But it didn’t stop there. In those early years, growers put economic pressure on each other. Under the cover of darkness, bands of nightriders, armed with lists of growers not yet under contract, paid visits to the holdouts. They chopped down raisin vines, shot up buildings and intimidated people in a variety of ways. One grower was dunked in a nearby canal by a rope tied around his neck. Children were bullied and beaten at school to get their parents to fall into line.

The cooperative’s drive to control every single raisin grower gave its loyalists carte blanche to force their neighbors to sign up when more peaceable methods of persuasion failed. Sun-Maid’s most important boosters were the white men who also held prominent economic and social positions in the Central Valley, and the cooperative’s membership campaigns enabled them to use extralegal means on Japanese, Armenian and other minority growers to ensure the cooperative met its membership goals.

Sun-Maid did what it could to disavow the violence. In 1915, after the conclusion of its first membership campaign, it ordered its partisans to abide by rules for future night-riding and declared that “all contracts taken . . . at the end of a rope or by mob violence of any kind will be returned to the signer.”

Despite Sun-Maid’s published intentions, night-riding pressure worked, helping it to build the biggest monopoly in California. Between 1916 and 1923, Sun-Maid never controlled less than 85 percent of the nation’s raisin crop. At its peak during WWI, Sun-Maid’s share hit 93 percent. The cooperative’s president blithely dismissed accusations of anti-competitiveness: “Call us a trust, if you want to, but we’re a benevolent one.”

In the early 1920s, the Justice Department dispatched agents to investigate reports of violence. They found that “the referendum period was a time of unchecked mob rule.” Still, growers who wanted to leave had some options: they usually prevailed when Sun-Maid sued them for breach of contract and state courts struck down the worst provisions as anti-competitive.

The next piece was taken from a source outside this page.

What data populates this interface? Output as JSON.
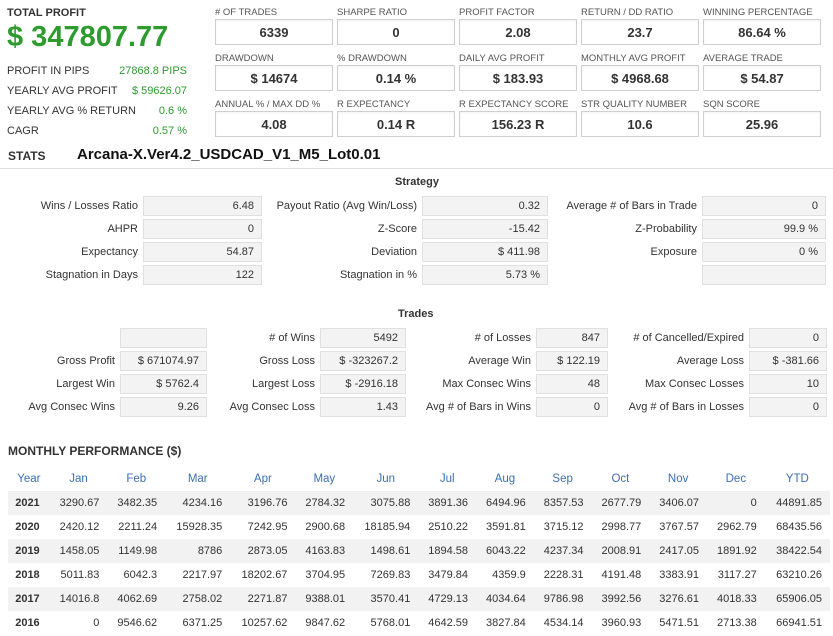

After the war, the Sun-Maid monopoly flexed its muscles and doubled prices, eliciting first a Federal Trade Commission investigation and then a Sherman Act prosecution that attracted the attention of Congress and alarmed the national agricultural lobby. As a result, in 1922 Congress passed legislation regulating farmers’ marketing cooperatives, and the Justice Department was forced to settle the raisin prosecution case.

But the law only addressed price issues, not labor practices. It permitted cooperatives to monopolize the crops they sold as long as prices did not exceed “fair and reasonable” rates. The authority to determine what was fair and reasonable was given to the secretary of agriculture. In the 97 years since, the USDA has never once used that power. Rather, the USDA’s most important function has been to administer an enormous subsidy program to keep food prices high enough that producers will continue to farm.

Sun-Maid was by no means the only agricultural cooperative that used extralegal violence to shore up its monopoly. During this period, night riders also traveled the tobacco regions of Kentucky, for example. In a statement to The Washington Post, Sun-Maid acknowledged the “many unfortunate events which took place in agriculture and other developing industries” in this period, while stating that “Sun-Maid neither condoned nor encouraged any of these coercive tactics and there is no record of the company’s involvement.” But most cooperatives, like Land O’Lakes and Ocean Spray Cranberries, succeeded or failed without resorting to those methods.

And so, while the days of the robber barons may be over, the “raisin mafia” does reappear from time to time to take charge of the cooperative’s affairs in times of uncertainty. After all, that is how the industry was built. The current generation of raisin industry leaders has been in charge for more than three decades. They’re not letting go without a fight.